→ Work instruction
Among the entries below, how many lines hold "screenshot"? Reply with the number only.

Excerpts from an interface dataset:
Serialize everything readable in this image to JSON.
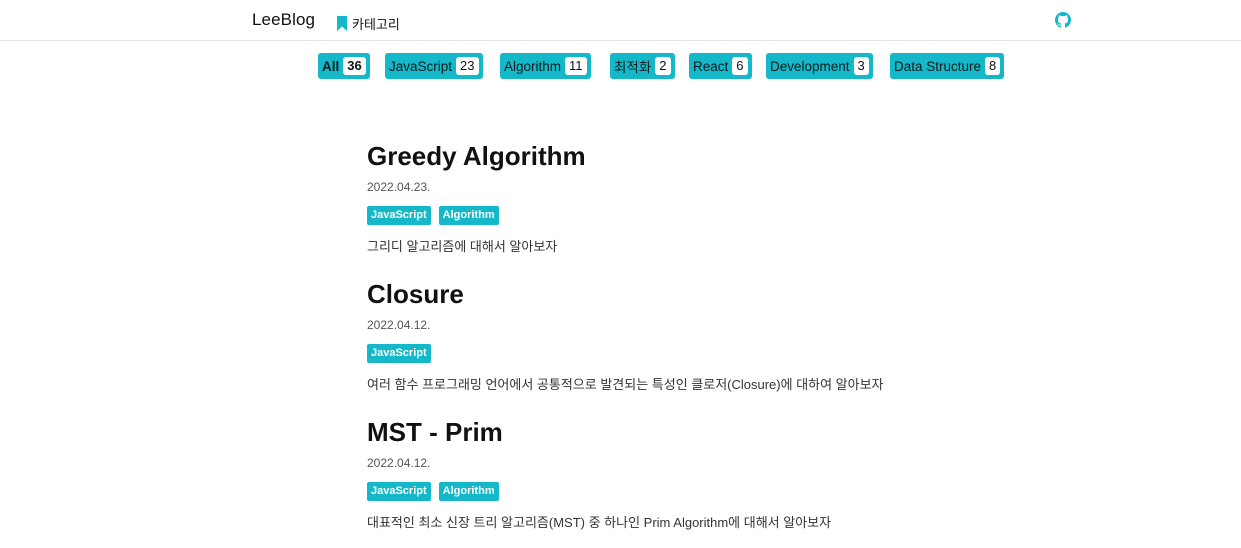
{
  "header": {
    "brand": "LeeBlog",
    "category_link": "카테고리",
    "github_icon": "github-icon",
    "bookmark_icon": "bookmark-icon",
    "accent_color": "#14b8c8"
  },
  "categories": [
    {
      "label": "All",
      "count": "36",
      "active": true
    },
    {
      "label": "JavaScript",
      "count": "23"
    },
    {
      "label": "Algorithm",
      "count": "11"
    },
    {
      "label": "최적화",
      "count": "2"
    },
    {
      "label": "React",
      "count": "6"
    },
    {
      "label": "Development",
      "count": "3"
    },
    {
      "label": "Data Structure",
      "count": "8"
    }
  ],
  "posts": [
    {
      "title": "Greedy Algorithm",
      "date": "2022.04.23.",
      "tags": [
        "JavaScript",
        "Algorithm"
      ],
      "description": "그리디 알고리즘에 대해서 알아보자"
    },
    {
      "title": "Closure",
      "date": "2022.04.12.",
      "tags": [
        "JavaScript"
      ],
      "description": "여러 함수 프로그래밍 언어에서 공통적으로 발견되는 특성인 클로저(Closure)에 대하여 알아보자"
    },
    {
      "title": "MST - Prim",
      "date": "2022.04.12.",
      "tags": [
        "JavaScript",
        "Algorithm"
      ],
      "description": "대표적인 최소 신장 트리 알고리즘(MST) 중 하나인 Prim Algorithm에 대해서 알아보자"
    }
  ]
}
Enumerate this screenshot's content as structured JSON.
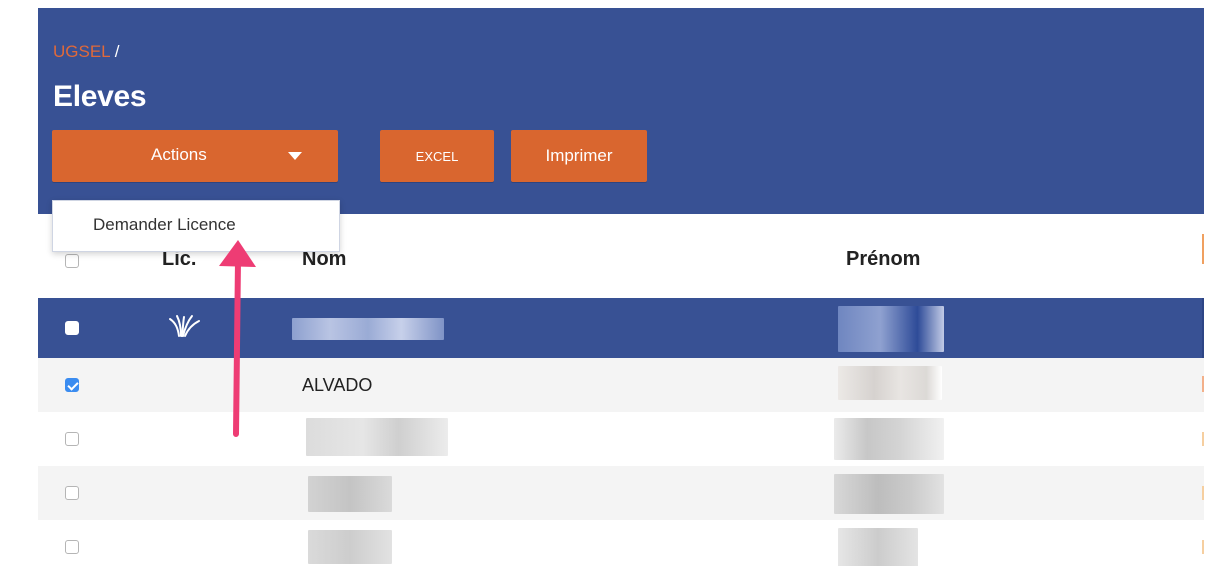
{
  "breadcrumb": {
    "link": "UGSEL",
    "separator": " /"
  },
  "page_title": "Eleves",
  "toolbar": {
    "actions_label": "Actions",
    "excel_label": "EXCEL",
    "print_label": "Imprimer"
  },
  "dropdown": {
    "items": [
      {
        "label": "Demander Licence"
      }
    ]
  },
  "table": {
    "columns": [
      "Lic.",
      "Nom",
      "Prénom"
    ],
    "rows": [
      {
        "checked": false,
        "selected": true,
        "has_licence_icon": true,
        "nom": "",
        "prenom": ""
      },
      {
        "checked": true,
        "selected": false,
        "has_licence_icon": false,
        "nom": "ALVADO",
        "prenom": ""
      },
      {
        "checked": false,
        "selected": false,
        "has_licence_icon": false,
        "nom": "",
        "prenom": ""
      },
      {
        "checked": false,
        "selected": false,
        "has_licence_icon": false,
        "nom": "",
        "prenom": ""
      },
      {
        "checked": false,
        "selected": false,
        "has_licence_icon": false,
        "nom": "",
        "prenom": ""
      }
    ]
  },
  "colors": {
    "header_bg": "#385194",
    "accent_orange": "#d9662f",
    "breadcrumb_link": "#e0693a",
    "checkbox_checked": "#3b8cf0",
    "annotation_arrow": "#ee3c74"
  },
  "icons": {
    "dropdown_caret": "chevron-down-icon",
    "licence": "licence-leaf-icon",
    "annotation": "annotation-arrow-icon"
  }
}
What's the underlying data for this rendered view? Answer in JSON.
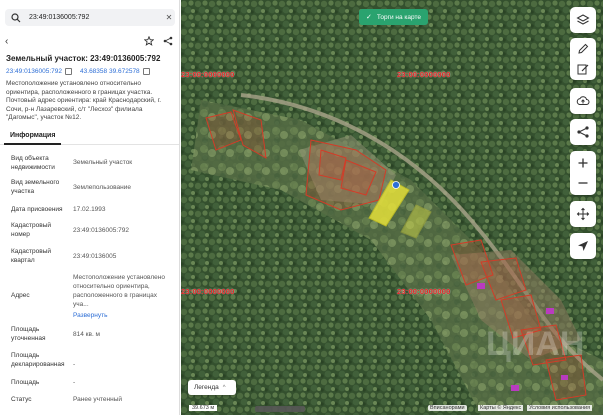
{
  "search": {
    "value": "23:49:0136005:792",
    "icon": "search-icon",
    "clear_icon": "close-icon"
  },
  "nav": {
    "back_icon": "chevron-left-icon",
    "bookmark_icon": "star-icon",
    "share_icon": "share-icon"
  },
  "parcel": {
    "title": "Земельный участок: 23:49:0136005:792",
    "cad_number": "23:49:0136005:792",
    "coords": "43.68358 39.672578",
    "description": "Местоположение установлено относительно ориентира, расположенного в границах участка. Почтовый адрес ориентира: край Краснодарский, г. Сочи, р-н Лазаревский, с/т \"Лесхоз\" филиала \"Дагомыс\", участок №12."
  },
  "tabs": [
    {
      "label": "Информация",
      "active": true
    }
  ],
  "info_rows": [
    {
      "key": "Вид объекта недвижимости",
      "value": "Земельный участок"
    },
    {
      "key": "Вид земельного участка",
      "value": "Землепользование"
    },
    {
      "key": "Дата присвоения",
      "value": "17.02.1993"
    },
    {
      "key": "Кадастровый номер",
      "value": "23:49:0136005:792"
    },
    {
      "key": "Кадастровый квартал",
      "value": "23:49:0136005"
    },
    {
      "key": "Адрес",
      "value": "Местоположение установлено относительно ориентира, расположенного в границах уча...",
      "link": "Развернуть"
    },
    {
      "key": "Площадь уточненная",
      "value": "814 кв. м"
    },
    {
      "key": "Площадь декларированная",
      "value": "-"
    },
    {
      "key": "Площадь",
      "value": "-"
    },
    {
      "key": "Статус",
      "value": "Ранее учтенный"
    }
  ],
  "map": {
    "cad_labels": [
      "23:00:0000000",
      "23:00:0000000",
      "23:00:0000000",
      "23:00:0000000"
    ],
    "badge": "Торги на карте",
    "legend": "Легенда",
    "scale": "39.673 м",
    "panorama": "Вписанорами",
    "copyright1": "Карты © Яндекс",
    "copyright2": "Условия использования",
    "watermark": "ЦИАН",
    "toolbar": [
      "layers-icon",
      "pencil-icon",
      "edit-icon",
      "cloud-upload-icon",
      "share-nodes-icon",
      "zoom-in-icon",
      "zoom-out-icon",
      "move-icon",
      "locate-icon"
    ]
  },
  "colors": {
    "accent": "#2e6fd6",
    "badge": "#2aa36f",
    "cad_red": "#e02525",
    "parcel_yellow": "#e4e03a"
  }
}
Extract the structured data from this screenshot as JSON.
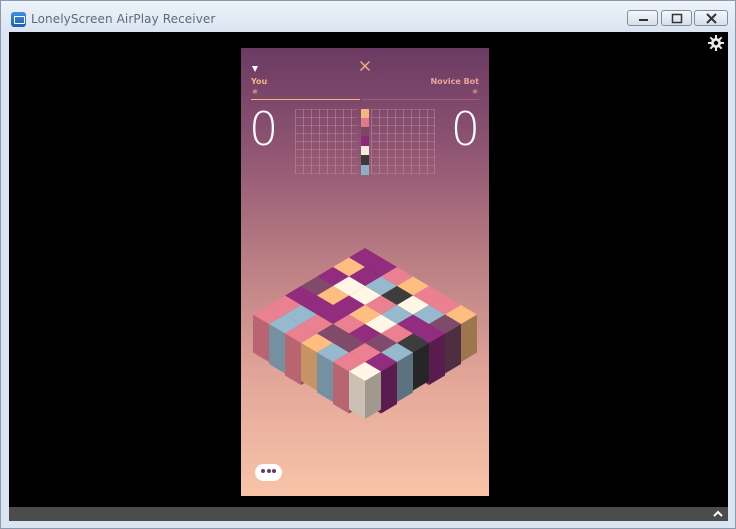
{
  "window": {
    "title": "LonelyScreen AirPlay Receiver",
    "icon": "airplay-screen-icon",
    "controls": [
      "minimize-icon",
      "maximize-icon",
      "close-icon"
    ]
  },
  "toolbar": {
    "settings_icon": "gear-icon",
    "expand_icon": "chevron-up-icon"
  },
  "game": {
    "close_icon": "close-icon",
    "menu_icon": "triangle-down-icon",
    "player": {
      "name": "You",
      "score": "0",
      "marker": "✵"
    },
    "opponent": {
      "name": "Novice Bot",
      "score": "0",
      "marker": "✵"
    },
    "palette": [
      "#f2b57a",
      "#e07a8a",
      "#7a4766",
      "#8a2a78",
      "#f7eadb",
      "#3a3a3a",
      "#8fb0c4"
    ],
    "more_icon": "ellipsis-icon",
    "colors": {
      "accent": "#f3b784",
      "bg_top": "#6b3a63",
      "bg_bottom": "#f8c4a8"
    }
  }
}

→ Task response
2